Luna on the beach

Luna has a lot of fun at the beach, and we stopped at several along the way. She usually hits the sand and wants to run as fast as she can, but the rocky beaches in CA were a bit different. She had the same enthusiasm though, and she could have scrambled up and down rocks all day.

Luna on the beach

In Sebastopol, Luna had a buddy to hang out with while we were there.

Luna and Domino

Domino is about five times Luna's size, and Luna was pretty shy at first. After the first day they got along famously.

The dogs weren't the only ones having fun. We had fun with friends and family—here are a couple pics from sk's birthday celebration at her grandma's house.

preston and sk blowing candles

We split our drive home into two days, and stayed on the coast the last night. We spent about ten hours on the road yesterday and stopped several times to walk around and take pictures. I'll be posting them in the photolog. As much fun as it is to travel, it's always nice to get home and sleep in your own bed. Though I bet Luna would do it again tomorrow if she could.

Luna in Sebastopol

FedEx Tracking, RSS style

Ben Hammersley put together a script that will convert FedEx tracking information to RSS: Track! Your! Packages! (in RSS) [via code: the WebSocket]

Catching up is hard to do

I've been bitten by the anti-blogging bug. Or I haven't been bitten by the blogging bug in a while. Had a great 4th of July weekend with canoing, grilling, and catching glimpses of fireworks from far away. The 4th is also sk's birthday, and we had a very relaxing day filled with ice cream cake and Curb Your Enthusiasm. We saw Spider-Man 2 over the weekend, and here's my four word review: don't believe the hype. We saw it at the brand new Carmike Theater in Corvallis. The theater is nice and new, but sterile and lacking personality. I'm looking forward to The Darkside.

I updated the design of ORblogs last Friday. Though it looks basically the same, there was quite a bit of CSS tinkering that went on. The texture for the sidebars is a modified Squidfingers 62. And I was inspired by the subtle use of shadows to offset the sidebars by I suddenly have a bunch of ideas I'd like to pursue for ORblogs—a new design has helped shake up my sense of what's possible there. I continue to be impressed by the quality of writing and coverage of all things Oregon by Oregonians. I learn something new about my state every day from local bloggers.

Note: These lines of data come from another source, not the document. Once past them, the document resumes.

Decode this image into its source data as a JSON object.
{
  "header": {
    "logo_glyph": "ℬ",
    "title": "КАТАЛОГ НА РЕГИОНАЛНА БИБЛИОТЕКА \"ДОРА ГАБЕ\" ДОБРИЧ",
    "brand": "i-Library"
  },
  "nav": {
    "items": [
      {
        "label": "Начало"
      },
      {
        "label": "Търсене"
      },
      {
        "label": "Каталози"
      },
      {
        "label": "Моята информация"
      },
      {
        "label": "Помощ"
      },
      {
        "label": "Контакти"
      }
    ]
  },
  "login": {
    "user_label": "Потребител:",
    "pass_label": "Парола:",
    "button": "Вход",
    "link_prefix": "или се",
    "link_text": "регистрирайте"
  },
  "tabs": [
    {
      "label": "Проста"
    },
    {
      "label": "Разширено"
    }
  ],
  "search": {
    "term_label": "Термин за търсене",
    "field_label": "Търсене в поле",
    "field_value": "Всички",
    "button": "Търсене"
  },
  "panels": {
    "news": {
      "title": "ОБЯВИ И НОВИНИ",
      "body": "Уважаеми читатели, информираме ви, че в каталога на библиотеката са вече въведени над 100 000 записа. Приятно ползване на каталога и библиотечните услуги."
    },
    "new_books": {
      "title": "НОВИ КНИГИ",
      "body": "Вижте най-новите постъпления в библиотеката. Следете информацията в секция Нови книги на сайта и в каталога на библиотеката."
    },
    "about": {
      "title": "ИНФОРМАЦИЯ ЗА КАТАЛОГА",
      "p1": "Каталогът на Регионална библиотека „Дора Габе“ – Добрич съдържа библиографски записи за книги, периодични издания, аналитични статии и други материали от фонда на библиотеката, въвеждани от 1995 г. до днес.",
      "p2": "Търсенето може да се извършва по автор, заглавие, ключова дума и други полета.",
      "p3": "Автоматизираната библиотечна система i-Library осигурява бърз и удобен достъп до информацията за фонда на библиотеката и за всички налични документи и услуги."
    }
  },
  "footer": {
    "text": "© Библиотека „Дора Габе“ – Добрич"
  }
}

Webvisions is coming up in Portland on July 16th, and I'll see you there. I'm going to be speaking somewhere, sometime during the Open Source Convention coming up in Portland the week of July 26th. And an event at which I'd like to be a former-audience member—Dan Gillmor is going to be speaking about weblogs and Journalism at Powell's Tech on July 28th. The talk is called Grassroots Journalism By and For the People. Right on.

Bookwatch in NYT

Weblog Bookwatch was mentioned briefly in the NYT today: How to Please a Critic under A Summer Book Tour: "Last summer I suggested trawling for beach reading ideas at automated recommendation sites..." Check out the article to find out what's happening this summer. (She mentions the LOC's One Book project.)